Task statement: An exact copy of every record, with no pictures, please.

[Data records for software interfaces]
"""

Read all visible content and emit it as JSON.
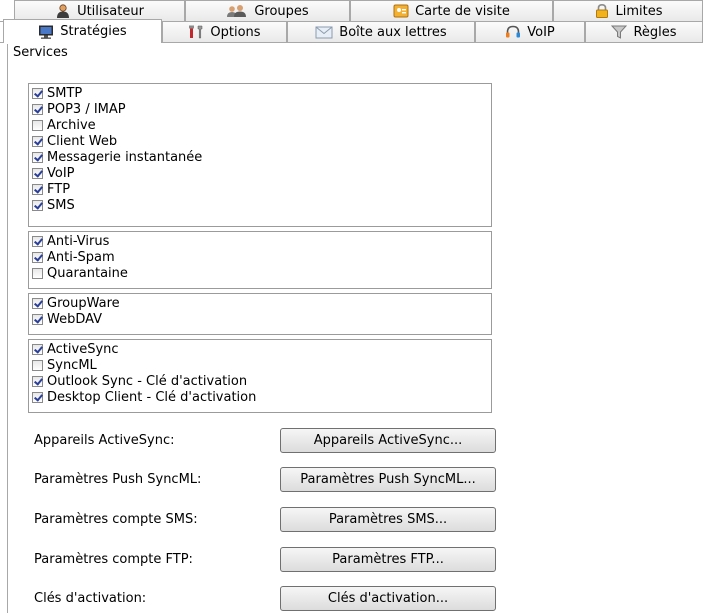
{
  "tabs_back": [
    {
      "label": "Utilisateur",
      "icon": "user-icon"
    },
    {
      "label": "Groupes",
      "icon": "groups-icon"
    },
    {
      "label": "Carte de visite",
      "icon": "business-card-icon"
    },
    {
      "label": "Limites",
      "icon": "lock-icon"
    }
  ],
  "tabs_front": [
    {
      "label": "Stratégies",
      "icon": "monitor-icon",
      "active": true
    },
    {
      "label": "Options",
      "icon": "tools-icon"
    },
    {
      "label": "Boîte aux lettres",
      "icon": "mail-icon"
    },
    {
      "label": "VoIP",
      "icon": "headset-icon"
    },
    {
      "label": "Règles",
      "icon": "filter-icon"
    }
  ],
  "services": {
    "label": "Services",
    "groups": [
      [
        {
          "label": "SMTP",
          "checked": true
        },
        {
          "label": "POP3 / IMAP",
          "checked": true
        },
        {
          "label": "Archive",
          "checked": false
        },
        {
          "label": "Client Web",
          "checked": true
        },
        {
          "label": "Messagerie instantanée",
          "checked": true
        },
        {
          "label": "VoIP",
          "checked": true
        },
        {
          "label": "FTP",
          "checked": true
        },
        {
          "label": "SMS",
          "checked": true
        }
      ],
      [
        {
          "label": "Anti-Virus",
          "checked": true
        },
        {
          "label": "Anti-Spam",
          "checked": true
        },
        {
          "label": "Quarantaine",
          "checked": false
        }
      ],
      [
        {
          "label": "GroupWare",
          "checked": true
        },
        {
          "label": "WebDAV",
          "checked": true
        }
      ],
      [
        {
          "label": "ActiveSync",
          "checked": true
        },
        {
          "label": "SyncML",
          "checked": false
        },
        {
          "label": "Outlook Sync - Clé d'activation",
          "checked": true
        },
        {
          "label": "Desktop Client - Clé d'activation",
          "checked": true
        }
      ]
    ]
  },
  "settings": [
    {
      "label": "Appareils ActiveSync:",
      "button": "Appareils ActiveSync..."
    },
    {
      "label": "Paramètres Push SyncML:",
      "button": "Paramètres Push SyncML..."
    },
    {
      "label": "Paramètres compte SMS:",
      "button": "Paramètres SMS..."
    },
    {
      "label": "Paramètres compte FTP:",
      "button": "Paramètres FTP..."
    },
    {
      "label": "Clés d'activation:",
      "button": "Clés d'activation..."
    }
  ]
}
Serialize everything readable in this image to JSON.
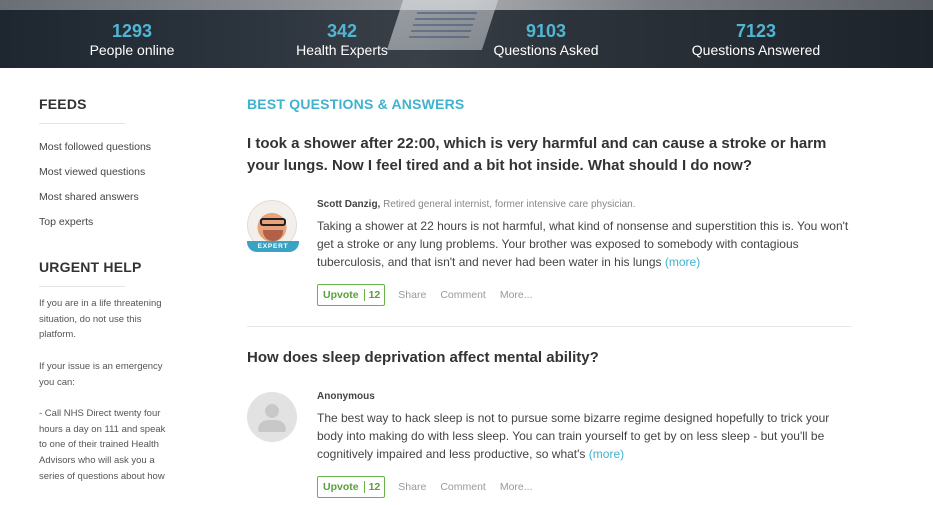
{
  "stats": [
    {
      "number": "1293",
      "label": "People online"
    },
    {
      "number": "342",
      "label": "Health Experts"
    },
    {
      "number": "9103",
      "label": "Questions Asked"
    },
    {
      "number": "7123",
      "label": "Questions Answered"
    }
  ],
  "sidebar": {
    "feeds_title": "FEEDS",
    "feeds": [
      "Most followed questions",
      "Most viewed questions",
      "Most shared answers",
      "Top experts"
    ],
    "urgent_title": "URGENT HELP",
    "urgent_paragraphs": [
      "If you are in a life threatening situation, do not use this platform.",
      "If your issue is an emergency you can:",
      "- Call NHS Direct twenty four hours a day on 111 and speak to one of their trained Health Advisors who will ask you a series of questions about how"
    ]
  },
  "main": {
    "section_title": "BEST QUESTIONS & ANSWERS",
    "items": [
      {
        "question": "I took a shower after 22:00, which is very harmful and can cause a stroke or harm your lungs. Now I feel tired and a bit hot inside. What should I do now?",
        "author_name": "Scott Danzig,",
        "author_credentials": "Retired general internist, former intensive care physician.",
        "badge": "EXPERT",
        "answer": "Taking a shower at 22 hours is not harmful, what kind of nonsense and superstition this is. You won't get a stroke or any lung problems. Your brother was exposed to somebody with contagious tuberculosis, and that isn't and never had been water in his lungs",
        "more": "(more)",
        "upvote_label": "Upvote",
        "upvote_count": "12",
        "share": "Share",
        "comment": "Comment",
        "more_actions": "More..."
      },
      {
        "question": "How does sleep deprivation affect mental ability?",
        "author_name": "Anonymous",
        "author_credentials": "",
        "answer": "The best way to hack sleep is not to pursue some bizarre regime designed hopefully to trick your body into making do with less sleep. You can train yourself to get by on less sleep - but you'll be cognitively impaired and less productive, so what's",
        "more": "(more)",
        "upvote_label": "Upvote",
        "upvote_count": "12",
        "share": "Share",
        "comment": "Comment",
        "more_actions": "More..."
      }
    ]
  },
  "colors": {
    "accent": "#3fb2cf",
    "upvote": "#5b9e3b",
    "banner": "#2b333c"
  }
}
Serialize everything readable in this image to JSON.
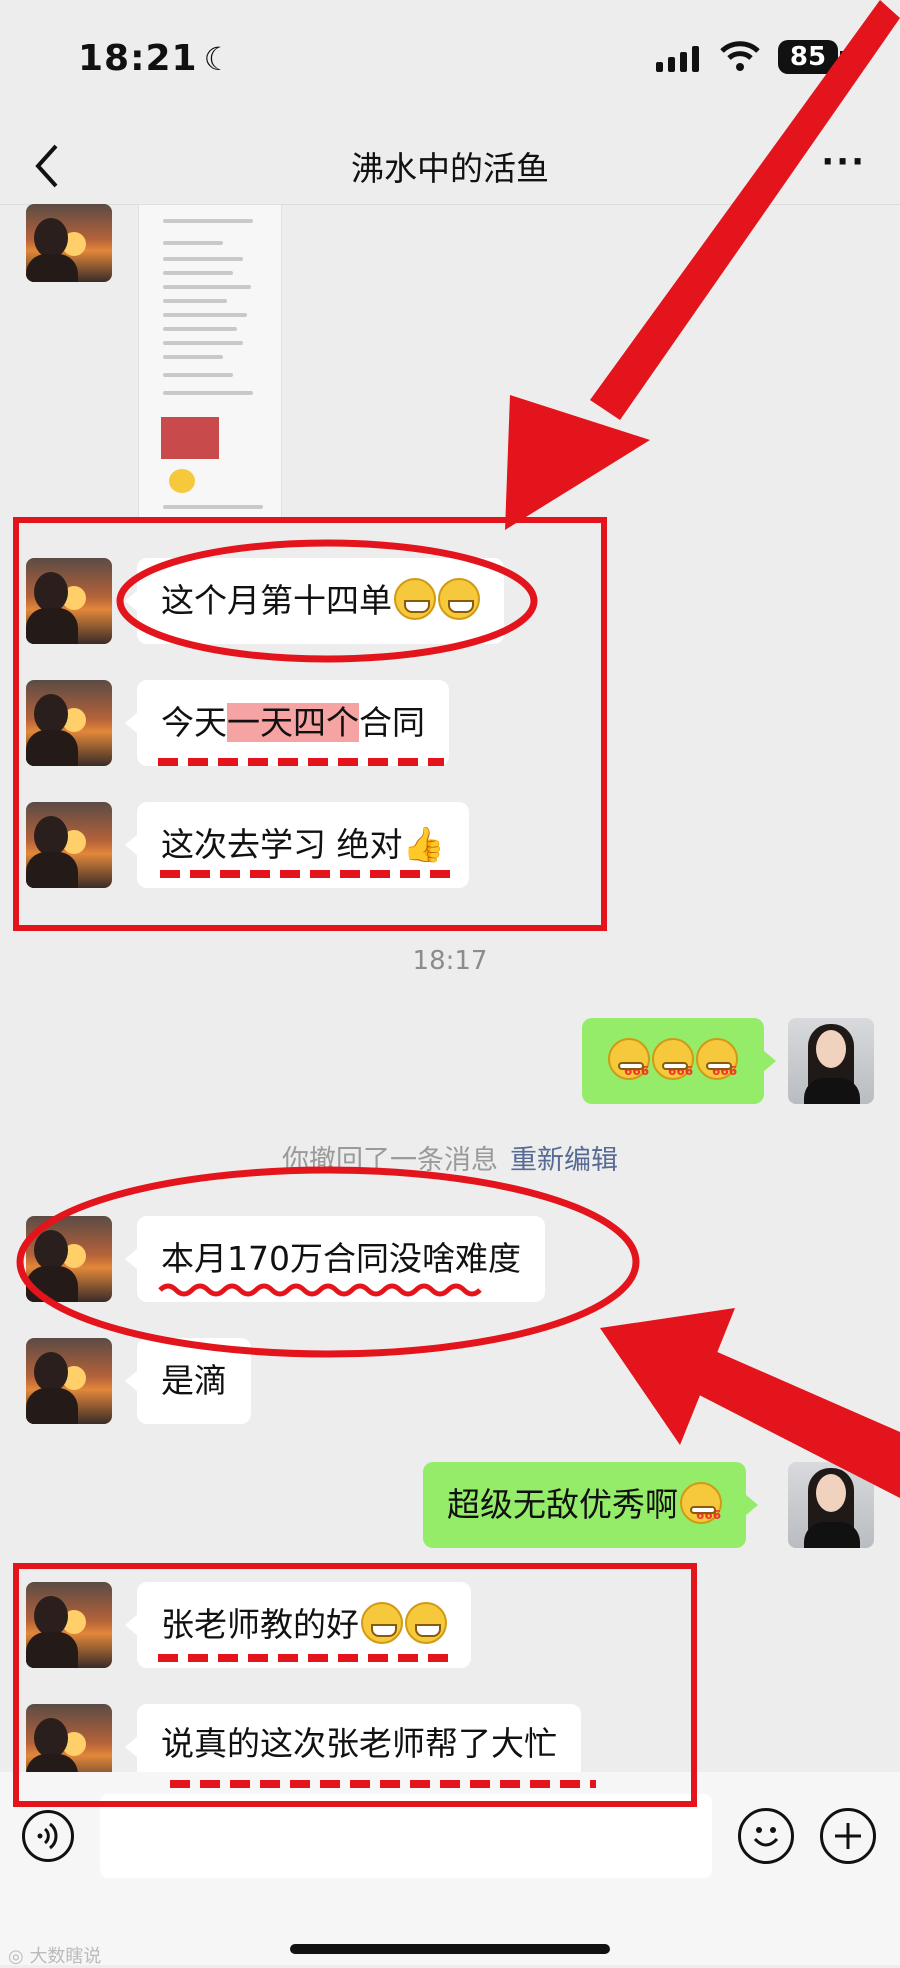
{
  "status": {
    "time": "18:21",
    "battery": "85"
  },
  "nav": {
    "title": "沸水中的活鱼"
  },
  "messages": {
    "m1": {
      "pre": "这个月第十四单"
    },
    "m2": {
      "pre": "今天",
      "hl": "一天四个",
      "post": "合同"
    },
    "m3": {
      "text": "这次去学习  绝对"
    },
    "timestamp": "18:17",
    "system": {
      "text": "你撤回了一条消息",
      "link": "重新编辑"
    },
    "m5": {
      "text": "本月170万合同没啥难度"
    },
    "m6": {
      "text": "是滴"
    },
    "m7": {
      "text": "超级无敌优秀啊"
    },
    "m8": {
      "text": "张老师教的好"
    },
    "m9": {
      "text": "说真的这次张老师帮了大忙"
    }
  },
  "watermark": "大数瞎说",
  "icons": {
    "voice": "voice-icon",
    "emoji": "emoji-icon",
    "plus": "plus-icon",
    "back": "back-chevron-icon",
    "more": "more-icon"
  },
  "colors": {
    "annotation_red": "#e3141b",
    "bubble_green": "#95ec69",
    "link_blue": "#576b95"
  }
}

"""

Answer to this task:
Read all visible content and emit it as JSON.
{
  "tabs_back": [
    {
      "label": "Utilisateur",
      "icon": "user-icon"
    },
    {
      "label": "Groupes",
      "icon": "groups-icon"
    },
    {
      "label": "Carte de visite",
      "icon": "business-card-icon"
    },
    {
      "label": "Limites",
      "icon": "lock-icon"
    }
  ],
  "tabs_front": [
    {
      "label": "Stratégies",
      "icon": "monitor-icon",
      "active": true
    },
    {
      "label": "Options",
      "icon": "tools-icon"
    },
    {
      "label": "Boîte aux lettres",
      "icon": "mail-icon"
    },
    {
      "label": "VoIP",
      "icon": "headset-icon"
    },
    {
      "label": "Règles",
      "icon": "filter-icon"
    }
  ],
  "services": {
    "label": "Services",
    "groups": [
      [
        {
          "label": "SMTP",
          "checked": true
        },
        {
          "label": "POP3 / IMAP",
          "checked": true
        },
        {
          "label": "Archive",
          "checked": false
        },
        {
          "label": "Client Web",
          "checked": true
        },
        {
          "label": "Messagerie instantanée",
          "checked": true
        },
        {
          "label": "VoIP",
          "checked": true
        },
        {
          "label": "FTP",
          "checked": true
        },
        {
          "label": "SMS",
          "checked": true
        }
      ],
      [
        {
          "label": "Anti-Virus",
          "checked": true
        },
        {
          "label": "Anti-Spam",
          "checked": true
        },
        {
          "label": "Quarantaine",
          "checked": false
        }
      ],
      [
        {
          "label": "GroupWare",
          "checked": true
        },
        {
          "label": "WebDAV",
          "checked": true
        }
      ],
      [
        {
          "label": "ActiveSync",
          "checked": true
        },
        {
          "label": "SyncML",
          "checked": false
        },
        {
          "label": "Outlook Sync - Clé d'activation",
          "checked": true
        },
        {
          "label": "Desktop Client - Clé d'activation",
          "checked": true
        }
      ]
    ]
  },
  "settings": [
    {
      "label": "Appareils ActiveSync:",
      "button": "Appareils ActiveSync..."
    },
    {
      "label": "Paramètres Push SyncML:",
      "button": "Paramètres Push SyncML..."
    },
    {
      "label": "Paramètres compte SMS:",
      "button": "Paramètres SMS..."
    },
    {
      "label": "Paramètres compte FTP:",
      "button": "Paramètres FTP..."
    },
    {
      "label": "Clés d'activation:",
      "button": "Clés d'activation..."
    }
  ]
}
Serialize everything readable in this image to JSON.
{
  "stats": [
    {
      "number": "1293",
      "label": "People online"
    },
    {
      "number": "342",
      "label": "Health Experts"
    },
    {
      "number": "9103",
      "label": "Questions Asked"
    },
    {
      "number": "7123",
      "label": "Questions Answered"
    }
  ],
  "sidebar": {
    "feeds_title": "FEEDS",
    "feeds": [
      "Most followed questions",
      "Most viewed questions",
      "Most shared answers",
      "Top experts"
    ],
    "urgent_title": "URGENT HELP",
    "urgent_paragraphs": [
      "If you are in a life threatening situation, do not use this platform.",
      "If your issue is an emergency you can:",
      "- Call NHS Direct twenty four hours a day on 111 and speak to one of their trained Health Advisors who will ask you a series of questions about how"
    ]
  },
  "main": {
    "section_title": "BEST QUESTIONS & ANSWERS",
    "items": [
      {
        "question": "I took a shower after 22:00, which is very harmful and can cause a stroke or harm your lungs. Now I feel tired and a bit hot inside. What should I do now?",
        "author_name": "Scott Danzig,",
        "author_credentials": "Retired general internist, former intensive care physician.",
        "badge": "EXPERT",
        "answer": "Taking a shower at 22 hours is not harmful, what kind of nonsense and superstition this is. You won't get a stroke or any lung problems. Your brother was exposed to somebody with contagious tuberculosis, and that isn't and never had been water in his lungs",
        "more": "(more)",
        "upvote_label": "Upvote",
        "upvote_count": "12",
        "share": "Share",
        "comment": "Comment",
        "more_actions": "More..."
      },
      {
        "question": "How does sleep deprivation affect mental ability?",
        "author_name": "Anonymous",
        "author_credentials": "",
        "answer": "The best way to hack sleep is not to pursue some bizarre regime designed hopefully to trick your body into making do with less sleep. You can train yourself to get by on less sleep - but you'll be cognitively impaired and less productive, so what's",
        "more": "(more)",
        "upvote_label": "Upvote",
        "upvote_count": "12",
        "share": "Share",
        "comment": "Comment",
        "more_actions": "More..."
      }
    ]
  },
  "colors": {
    "accent": "#3fb2cf",
    "upvote": "#5b9e3b",
    "banner": "#2b333c"
  }
}
Serialize everything readable in this image to JSON.
{
  "status": {
    "time": "18:21",
    "battery": "85"
  },
  "nav": {
    "title": "沸水中的活鱼"
  },
  "messages": {
    "m1": {
      "pre": "这个月第十四单"
    },
    "m2": {
      "pre": "今天",
      "hl": "一天四个",
      "post": "合同"
    },
    "m3": {
      "text": "这次去学习  绝对"
    },
    "timestamp": "18:17",
    "system": {
      "text": "你撤回了一条消息",
      "link": "重新编辑"
    },
    "m5": {
      "text": "本月170万合同没啥难度"
    },
    "m6": {
      "text": "是滴"
    },
    "m7": {
      "text": "超级无敌优秀啊"
    },
    "m8": {
      "text": "张老师教的好"
    },
    "m9": {
      "text": "说真的这次张老师帮了大忙"
    }
  },
  "watermark": "大数瞎说",
  "icons": {
    "voice": "voice-icon",
    "emoji": "emoji-icon",
    "plus": "plus-icon",
    "back": "back-chevron-icon",
    "more": "more-icon"
  },
  "colors": {
    "annotation_red": "#e3141b",
    "bubble_green": "#95ec69",
    "link_blue": "#576b95"
  }
}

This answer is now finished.